Steve Aoki has gone deep with Logan Paul on discussions about NFTs and the ‘A0k1verse’ on the latest episode of Impaulsive — including talking about his biggest regret in the crypto space.
When Steve Aoki joined Logan Paul on his IMPAULSIVE podcast, crypto and NFTs were always going to be a talking point. Both are deeply involved with the space — the former even more so with his ‘A0k1verse’ project.
While NFTs have been a hotly contested topic in the gaming world, Aoki’s new project is touted as a game-changer for musicians.
Well-versed in the oft-murky world of blockchain technology, Aoki talked at length about his experiences with NFTs. However, while he talked about the highs, he also shared his biggest regret.
“The one thing I learnt is never buy one,” Aoki said.
“I already made that mistake with a CryptoPunk. So I sold it, then I bought two more. So now I just buy [mutliple] NFTs.”
The discussion between Aoki and Paul quickly turned from discussing the highs of doing well on a risky gamble, to their less fruitful efforts.
Referring to the Oni project that both Steve Aoki and Logan Paul went in on, and both lost money on, Logan made it clear that projects like this need a high level of detachment to engage with.
“I don’t feel like it’s a loss. Technically the project value has decreased, but I just don’t care.”
Raising interesting issues around the community approach towards blockchain use, Paul stated “royalty shares on songs for some artists would be crazy”.
The related segment begins at 57:35.
This concept opened the door to the well-discussed topic of what the point of NFTs is, and the potential real world application of their use. The idea in this case being that by owning the NFT for a song, the holder of that NFT is due a portion of the money made by that track.
Closing out their discussion on NFTs and Crypto as whole, Steve Aoki, Logan Paul and Mike Maljak all had agreement around the typical life cycle of any project with Aoki saying: “It did really well, it surged up, and then it dropped. All NFTs dropped. It stayed at this low floor for 10 months until we announced the Aokiverse.”
Mike’s final comments on the project encapsulated the standard experience of the casual user.
“That’s the naturally cyclical [sic] motion of an NFT project.
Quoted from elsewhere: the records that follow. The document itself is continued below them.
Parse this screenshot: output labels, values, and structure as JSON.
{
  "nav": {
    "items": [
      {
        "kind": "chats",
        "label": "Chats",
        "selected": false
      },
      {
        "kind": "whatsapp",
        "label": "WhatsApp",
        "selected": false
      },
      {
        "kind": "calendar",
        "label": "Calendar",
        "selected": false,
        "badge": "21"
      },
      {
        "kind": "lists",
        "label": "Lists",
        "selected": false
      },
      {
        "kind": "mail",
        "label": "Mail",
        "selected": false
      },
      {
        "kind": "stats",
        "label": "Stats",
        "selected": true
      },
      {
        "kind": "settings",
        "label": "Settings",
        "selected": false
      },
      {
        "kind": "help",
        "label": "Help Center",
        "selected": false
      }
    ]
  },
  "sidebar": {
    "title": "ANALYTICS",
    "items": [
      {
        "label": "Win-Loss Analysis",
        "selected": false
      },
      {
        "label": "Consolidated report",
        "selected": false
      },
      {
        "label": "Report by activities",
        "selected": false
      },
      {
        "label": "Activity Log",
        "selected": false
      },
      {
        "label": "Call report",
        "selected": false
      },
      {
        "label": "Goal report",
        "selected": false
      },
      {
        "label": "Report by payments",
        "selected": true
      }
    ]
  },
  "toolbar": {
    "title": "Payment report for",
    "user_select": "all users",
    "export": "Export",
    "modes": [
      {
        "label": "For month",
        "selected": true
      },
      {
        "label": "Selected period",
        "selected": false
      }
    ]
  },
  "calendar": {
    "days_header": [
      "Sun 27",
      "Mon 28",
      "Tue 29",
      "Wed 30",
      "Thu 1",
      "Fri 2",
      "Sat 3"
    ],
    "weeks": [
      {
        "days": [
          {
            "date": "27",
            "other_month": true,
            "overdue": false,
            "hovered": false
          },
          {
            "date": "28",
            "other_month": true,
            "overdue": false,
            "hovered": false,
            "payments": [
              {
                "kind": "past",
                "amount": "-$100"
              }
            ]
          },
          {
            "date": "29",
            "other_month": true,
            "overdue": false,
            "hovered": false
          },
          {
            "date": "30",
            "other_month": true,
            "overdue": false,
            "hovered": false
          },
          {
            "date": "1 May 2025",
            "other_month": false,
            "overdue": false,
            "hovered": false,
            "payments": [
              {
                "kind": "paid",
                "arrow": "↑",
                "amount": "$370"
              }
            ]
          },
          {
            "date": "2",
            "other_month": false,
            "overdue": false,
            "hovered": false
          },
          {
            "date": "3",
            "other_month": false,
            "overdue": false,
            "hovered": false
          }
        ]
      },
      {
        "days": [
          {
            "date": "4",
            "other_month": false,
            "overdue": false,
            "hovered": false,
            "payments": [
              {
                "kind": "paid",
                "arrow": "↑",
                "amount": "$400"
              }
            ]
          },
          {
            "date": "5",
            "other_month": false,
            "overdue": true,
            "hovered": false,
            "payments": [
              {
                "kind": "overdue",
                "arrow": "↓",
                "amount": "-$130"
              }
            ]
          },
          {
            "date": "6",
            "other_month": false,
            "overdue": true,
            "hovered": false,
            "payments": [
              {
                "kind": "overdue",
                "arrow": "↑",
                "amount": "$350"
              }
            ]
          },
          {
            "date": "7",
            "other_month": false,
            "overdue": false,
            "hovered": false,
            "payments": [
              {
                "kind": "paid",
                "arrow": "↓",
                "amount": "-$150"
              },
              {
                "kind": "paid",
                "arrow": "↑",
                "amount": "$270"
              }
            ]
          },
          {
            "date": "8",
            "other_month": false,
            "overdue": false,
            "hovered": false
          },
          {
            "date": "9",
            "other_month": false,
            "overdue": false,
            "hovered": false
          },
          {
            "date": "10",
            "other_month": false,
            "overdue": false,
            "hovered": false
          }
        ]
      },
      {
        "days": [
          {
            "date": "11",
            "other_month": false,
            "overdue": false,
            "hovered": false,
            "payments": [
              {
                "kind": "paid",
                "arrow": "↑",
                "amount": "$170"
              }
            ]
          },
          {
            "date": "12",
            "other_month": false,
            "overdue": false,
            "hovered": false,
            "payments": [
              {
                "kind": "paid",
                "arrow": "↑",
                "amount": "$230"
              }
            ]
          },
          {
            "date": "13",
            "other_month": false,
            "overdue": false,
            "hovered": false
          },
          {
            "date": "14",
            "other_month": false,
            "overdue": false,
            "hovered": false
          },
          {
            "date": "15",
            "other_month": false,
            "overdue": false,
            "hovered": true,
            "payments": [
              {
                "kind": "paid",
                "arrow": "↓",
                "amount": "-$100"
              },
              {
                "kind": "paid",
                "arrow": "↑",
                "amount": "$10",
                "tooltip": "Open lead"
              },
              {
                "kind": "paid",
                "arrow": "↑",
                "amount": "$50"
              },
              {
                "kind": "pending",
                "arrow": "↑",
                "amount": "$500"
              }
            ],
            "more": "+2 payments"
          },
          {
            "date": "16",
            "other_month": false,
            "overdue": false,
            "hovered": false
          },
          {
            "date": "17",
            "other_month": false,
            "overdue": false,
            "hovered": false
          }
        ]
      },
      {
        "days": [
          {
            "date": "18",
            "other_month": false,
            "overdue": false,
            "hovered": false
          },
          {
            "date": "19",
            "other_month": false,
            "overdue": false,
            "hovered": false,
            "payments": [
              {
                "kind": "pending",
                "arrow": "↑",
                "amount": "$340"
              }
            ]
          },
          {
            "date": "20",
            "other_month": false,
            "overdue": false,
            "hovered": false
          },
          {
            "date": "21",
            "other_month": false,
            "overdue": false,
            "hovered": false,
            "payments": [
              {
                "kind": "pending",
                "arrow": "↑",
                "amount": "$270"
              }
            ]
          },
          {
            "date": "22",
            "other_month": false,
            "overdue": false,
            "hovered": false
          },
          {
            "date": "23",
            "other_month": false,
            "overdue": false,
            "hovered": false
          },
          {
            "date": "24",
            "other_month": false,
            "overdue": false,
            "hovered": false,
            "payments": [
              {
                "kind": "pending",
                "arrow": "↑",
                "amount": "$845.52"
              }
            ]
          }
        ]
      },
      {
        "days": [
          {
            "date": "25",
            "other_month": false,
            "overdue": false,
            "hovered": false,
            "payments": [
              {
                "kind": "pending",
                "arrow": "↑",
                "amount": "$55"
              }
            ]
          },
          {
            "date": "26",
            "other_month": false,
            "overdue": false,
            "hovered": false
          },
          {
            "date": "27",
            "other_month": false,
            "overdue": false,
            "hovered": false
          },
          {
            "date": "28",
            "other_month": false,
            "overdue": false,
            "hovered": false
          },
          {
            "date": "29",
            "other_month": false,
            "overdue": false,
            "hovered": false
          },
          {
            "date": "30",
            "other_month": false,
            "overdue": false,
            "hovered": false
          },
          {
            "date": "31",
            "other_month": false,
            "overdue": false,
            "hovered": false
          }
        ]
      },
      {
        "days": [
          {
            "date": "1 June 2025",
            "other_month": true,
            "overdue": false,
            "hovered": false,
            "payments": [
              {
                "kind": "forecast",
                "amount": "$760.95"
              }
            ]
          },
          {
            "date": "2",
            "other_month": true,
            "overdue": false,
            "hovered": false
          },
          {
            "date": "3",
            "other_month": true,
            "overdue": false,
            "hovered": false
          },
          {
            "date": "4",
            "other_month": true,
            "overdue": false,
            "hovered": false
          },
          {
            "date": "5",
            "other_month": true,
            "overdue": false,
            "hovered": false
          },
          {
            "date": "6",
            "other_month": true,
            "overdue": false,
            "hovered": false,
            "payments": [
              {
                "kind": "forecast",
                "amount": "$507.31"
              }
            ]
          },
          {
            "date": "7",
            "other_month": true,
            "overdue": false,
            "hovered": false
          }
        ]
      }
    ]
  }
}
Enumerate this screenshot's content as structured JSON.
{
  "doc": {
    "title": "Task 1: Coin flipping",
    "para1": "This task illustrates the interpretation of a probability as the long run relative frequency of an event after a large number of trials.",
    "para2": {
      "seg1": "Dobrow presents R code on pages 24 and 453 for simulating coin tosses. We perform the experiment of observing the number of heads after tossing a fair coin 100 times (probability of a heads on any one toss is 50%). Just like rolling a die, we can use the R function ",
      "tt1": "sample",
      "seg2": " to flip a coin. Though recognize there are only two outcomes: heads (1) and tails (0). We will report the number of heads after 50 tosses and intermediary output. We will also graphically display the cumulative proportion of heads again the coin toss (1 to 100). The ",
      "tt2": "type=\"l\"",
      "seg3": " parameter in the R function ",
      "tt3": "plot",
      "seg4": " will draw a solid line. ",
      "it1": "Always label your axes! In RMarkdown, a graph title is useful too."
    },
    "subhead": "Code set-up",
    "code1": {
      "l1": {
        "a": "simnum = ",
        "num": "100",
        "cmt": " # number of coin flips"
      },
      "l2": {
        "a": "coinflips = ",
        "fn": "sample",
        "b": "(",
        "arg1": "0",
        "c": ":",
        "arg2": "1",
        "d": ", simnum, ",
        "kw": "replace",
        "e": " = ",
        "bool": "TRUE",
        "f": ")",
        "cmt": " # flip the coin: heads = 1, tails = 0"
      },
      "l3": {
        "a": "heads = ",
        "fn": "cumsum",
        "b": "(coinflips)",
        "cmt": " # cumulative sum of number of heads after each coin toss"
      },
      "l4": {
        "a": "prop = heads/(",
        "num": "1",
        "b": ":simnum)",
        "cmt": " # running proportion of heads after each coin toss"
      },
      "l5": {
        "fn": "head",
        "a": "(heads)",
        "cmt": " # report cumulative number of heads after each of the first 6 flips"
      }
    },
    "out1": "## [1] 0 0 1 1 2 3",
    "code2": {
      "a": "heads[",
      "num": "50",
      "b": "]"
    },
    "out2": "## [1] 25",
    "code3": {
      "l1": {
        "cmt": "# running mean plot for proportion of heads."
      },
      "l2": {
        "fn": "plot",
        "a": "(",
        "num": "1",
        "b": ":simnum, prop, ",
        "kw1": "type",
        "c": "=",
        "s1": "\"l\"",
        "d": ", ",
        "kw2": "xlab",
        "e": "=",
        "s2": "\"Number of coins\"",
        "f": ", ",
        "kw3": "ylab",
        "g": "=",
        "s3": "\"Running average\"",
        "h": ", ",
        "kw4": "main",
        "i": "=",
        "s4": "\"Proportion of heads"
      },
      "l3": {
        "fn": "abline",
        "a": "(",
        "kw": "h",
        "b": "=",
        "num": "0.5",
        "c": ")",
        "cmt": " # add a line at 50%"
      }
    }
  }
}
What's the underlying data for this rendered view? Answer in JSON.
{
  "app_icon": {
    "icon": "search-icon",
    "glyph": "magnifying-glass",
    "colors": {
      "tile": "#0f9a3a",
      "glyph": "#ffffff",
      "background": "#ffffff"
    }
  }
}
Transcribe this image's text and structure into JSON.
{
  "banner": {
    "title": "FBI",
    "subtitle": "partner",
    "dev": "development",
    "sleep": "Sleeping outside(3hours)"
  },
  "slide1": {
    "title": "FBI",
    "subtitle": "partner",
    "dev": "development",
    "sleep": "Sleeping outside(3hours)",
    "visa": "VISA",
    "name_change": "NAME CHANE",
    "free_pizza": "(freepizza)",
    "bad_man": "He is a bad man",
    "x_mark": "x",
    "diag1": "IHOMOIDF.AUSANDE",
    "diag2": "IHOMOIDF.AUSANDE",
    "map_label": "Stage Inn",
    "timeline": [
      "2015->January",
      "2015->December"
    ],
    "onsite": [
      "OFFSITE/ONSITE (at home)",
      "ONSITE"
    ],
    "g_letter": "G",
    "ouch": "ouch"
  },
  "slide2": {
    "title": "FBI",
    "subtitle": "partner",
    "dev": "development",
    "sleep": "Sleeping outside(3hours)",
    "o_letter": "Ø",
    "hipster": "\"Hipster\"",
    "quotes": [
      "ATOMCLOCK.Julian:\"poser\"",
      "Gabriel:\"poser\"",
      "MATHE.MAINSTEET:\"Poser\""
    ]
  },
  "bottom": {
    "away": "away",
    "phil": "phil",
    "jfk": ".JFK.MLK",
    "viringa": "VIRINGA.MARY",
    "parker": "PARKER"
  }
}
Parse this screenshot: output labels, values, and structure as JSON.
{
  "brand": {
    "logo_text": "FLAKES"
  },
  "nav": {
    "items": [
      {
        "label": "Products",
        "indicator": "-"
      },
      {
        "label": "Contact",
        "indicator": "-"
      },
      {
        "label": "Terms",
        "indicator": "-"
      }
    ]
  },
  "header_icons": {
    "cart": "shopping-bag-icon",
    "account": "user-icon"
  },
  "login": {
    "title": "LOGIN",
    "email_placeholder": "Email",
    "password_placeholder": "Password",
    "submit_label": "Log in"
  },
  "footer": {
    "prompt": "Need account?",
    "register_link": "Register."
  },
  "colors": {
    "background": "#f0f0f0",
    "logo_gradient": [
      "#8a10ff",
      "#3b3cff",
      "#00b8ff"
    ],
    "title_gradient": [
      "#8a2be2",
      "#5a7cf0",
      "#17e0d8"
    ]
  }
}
You get this initial burst of energy when the project first releases, and then, of course it’s gonna go back to some sorta baseline.”